This situation is much more alarming than in other developed countries and, while GDP per capita is still higher in the US than most of them, inequality and poverty are substantially more present. A study from Harvard, in 2016, found that the US, along with Spain, had bigger rental affordability problems than similar wealthy countries because of more inequality, limited housing assistance programs and, also, paradoxically, a housing supply with better equipped units, which end up being more expensive. 

Data released in November 2020, by researchers at the University of Chicago and University of Notre Dame, shows the poverty rate in the US was at 11.7%. The Washington Post states that “while overall poverty levels are low by historical standards, the increase in poverty this year has been swift. It is the biggest jump in a single year since the government began tracking poverty 60 years ago.” According to the Covid-19 Poverty Dashboard, this is the first increase in years, as poverty rates have been constantly falling since 2014, when they were at 14.8%. In June 2020, with governmental aid, it reached its historic low of 9.3%, even with businesses closing and jobs being lost, showing the importance of federal aid to the vulnerable population.

As HUD shows, in fiscal year 2019, $53.8 billion were enacted for housing programs, $56.5 billion in 2020 and just $47.9 billion were requested for 2021 by ex-president Donald Trump. For 2022, Biden has requested already $68.7 billion, showing his wiliness to spend more in HUD in the future.
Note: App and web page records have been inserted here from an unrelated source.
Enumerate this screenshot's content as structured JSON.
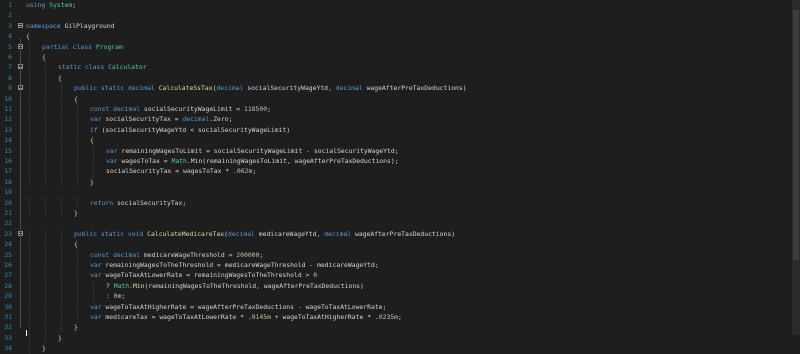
{
  "lines": [
    {
      "n": "1",
      "fold": false,
      "indent": 0,
      "code": "using System;"
    },
    {
      "n": "2",
      "fold": false,
      "indent": 0,
      "code": ""
    },
    {
      "n": "3",
      "fold": true,
      "indent": 0,
      "code": "namespace GilPlayground"
    },
    {
      "n": "4",
      "fold": false,
      "indent": 0,
      "code": "{"
    },
    {
      "n": "5",
      "fold": true,
      "indent": 1,
      "code": "partial class Program"
    },
    {
      "n": "6",
      "fold": false,
      "indent": 1,
      "code": "{"
    },
    {
      "n": "7",
      "fold": true,
      "indent": 2,
      "code": "static class Calculator"
    },
    {
      "n": "8",
      "fold": false,
      "indent": 2,
      "code": "{"
    },
    {
      "n": "9",
      "fold": true,
      "indent": 3,
      "code": "public static decimal CalculateSsTax(decimal socialSecurityWageYtd, decimal wageAfterPreTaxDeductions)"
    },
    {
      "n": "10",
      "fold": false,
      "indent": 3,
      "code": "{"
    },
    {
      "n": "11",
      "fold": false,
      "indent": 4,
      "code": "const decimal socialSecurityWageLimit = 118500;"
    },
    {
      "n": "12",
      "fold": false,
      "indent": 4,
      "code": "var socialSecurityTax = decimal.Zero;"
    },
    {
      "n": "13",
      "fold": false,
      "indent": 4,
      "code": "if (socialSecurityWageYtd < socialSecurityWageLimit)"
    },
    {
      "n": "14",
      "fold": false,
      "indent": 4,
      "code": "{"
    },
    {
      "n": "15",
      "fold": false,
      "indent": 5,
      "code": "var remainingWagesToLimit = socialSecurityWageLimit - socialSecurityWageYtd;"
    },
    {
      "n": "16",
      "fold": false,
      "indent": 5,
      "code": "var wagesToTax = Math.Min(remainingWagesToLimit, wageAfterPreTaxDeductions);"
    },
    {
      "n": "17",
      "fold": false,
      "indent": 5,
      "code": "socialSecurityTax = wagesToTax * .062m;"
    },
    {
      "n": "18",
      "fold": false,
      "indent": 4,
      "code": "}"
    },
    {
      "n": "19",
      "fold": false,
      "indent": 0,
      "code": ""
    },
    {
      "n": "20",
      "fold": false,
      "indent": 4,
      "code": "return socialSecurityTax;"
    },
    {
      "n": "21",
      "fold": false,
      "indent": 3,
      "code": "}"
    },
    {
      "n": "22",
      "fold": false,
      "indent": 0,
      "code": ""
    },
    {
      "n": "23",
      "fold": true,
      "indent": 3,
      "code": "public static void CalculateMedicareTax(decimal medicareWageYtd, decimal wageAfterPreTaxDeductions)"
    },
    {
      "n": "24",
      "fold": false,
      "indent": 3,
      "code": "{"
    },
    {
      "n": "25",
      "fold": false,
      "indent": 4,
      "code": "const decimal medicareWageThreshold = 200000;"
    },
    {
      "n": "26",
      "fold": false,
      "indent": 4,
      "code": "var remainingWagesToTheThreshold = medicareWageThreshold - medicareWageYtd;"
    },
    {
      "n": "27",
      "fold": false,
      "indent": 4,
      "code": "var wageToTaxAtLowerRate = remainingWagesToTheThreshold > 0"
    },
    {
      "n": "28",
      "fold": false,
      "indent": 5,
      "code": "? Math.Min(remainingWagesToTheThreshold, wageAfterPreTaxDeductions)"
    },
    {
      "n": "29",
      "fold": false,
      "indent": 5,
      "code": ": 0m;"
    },
    {
      "n": "30",
      "fold": false,
      "indent": 4,
      "code": "var wageToTaxAtHigherRate = wageAfterPreTaxDeductions - wageToTaxAtLowerRate;"
    },
    {
      "n": "31",
      "fold": false,
      "indent": 4,
      "code": "var medicareTax = wageToTaxAtLowerRate * .0145m + wageToTaxAtHigherRate * .0235m;"
    },
    {
      "n": "32",
      "fold": false,
      "indent": 3,
      "code": "}"
    },
    {
      "n": "33",
      "fold": false,
      "indent": 2,
      "code": "}"
    },
    {
      "n": "34",
      "fold": false,
      "indent": 1,
      "code": "}"
    }
  ],
  "colors": {
    "background": "#1e1e1e",
    "keyword": "#569cd6",
    "type": "#4ec9b0",
    "number": "#b5cea8",
    "method": "#dcdcaa",
    "identifier": "#9cdcfe",
    "lineNumber": "#2b91af"
  },
  "icons": {
    "fold": "collapse-box-icon"
  }
}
As Human Rights Watch pointed out, in a Census Bureau survey in January this year, “among households with incomes below $35,000, 47 percent of adults report being behind on housing payments, and 25 percent say they struggle to put food on the table.” Low-income households were the most affected by the pandemic directly and indirectly. While they lost more jobs, couldn´t pay rent and didn´t receive HUD funding; they had to live in communal homes and congregate shelters where transmission is highest. That is, in the words of the National Low Income Housing Coalition, “the pandemic makes clear affordable homes are a prerequisite for individual and public health”. Affordable homes data from the Coalition also shows us inequality in American society. 12% of White renters reported to behind rent in January, while the number was 29% for Latinos and 36% for Black people.    

The pandemic, to conclude, has exposed a problem that has been happening for years. The United States of America is full of contradictions and, even though wealthy, still has a lot of problems to resolve. Affordable houses in the country are clearly underfunded and overlooked, both in republican and democratic administrations. However, the situation, although alarming, seems to be going in the right direction. 

Poverty has indeed grown with the pandemic, but, so far, Fed policies seem to be working and economic recovery is faster than anyone expected. Also, it was in a clear trend of getting better and looks to be heading back that way once the recovery is consolidated. Joe Biden is willing to spend more in federal aid and in the HUD and that is good news for both low-income renters and landlords.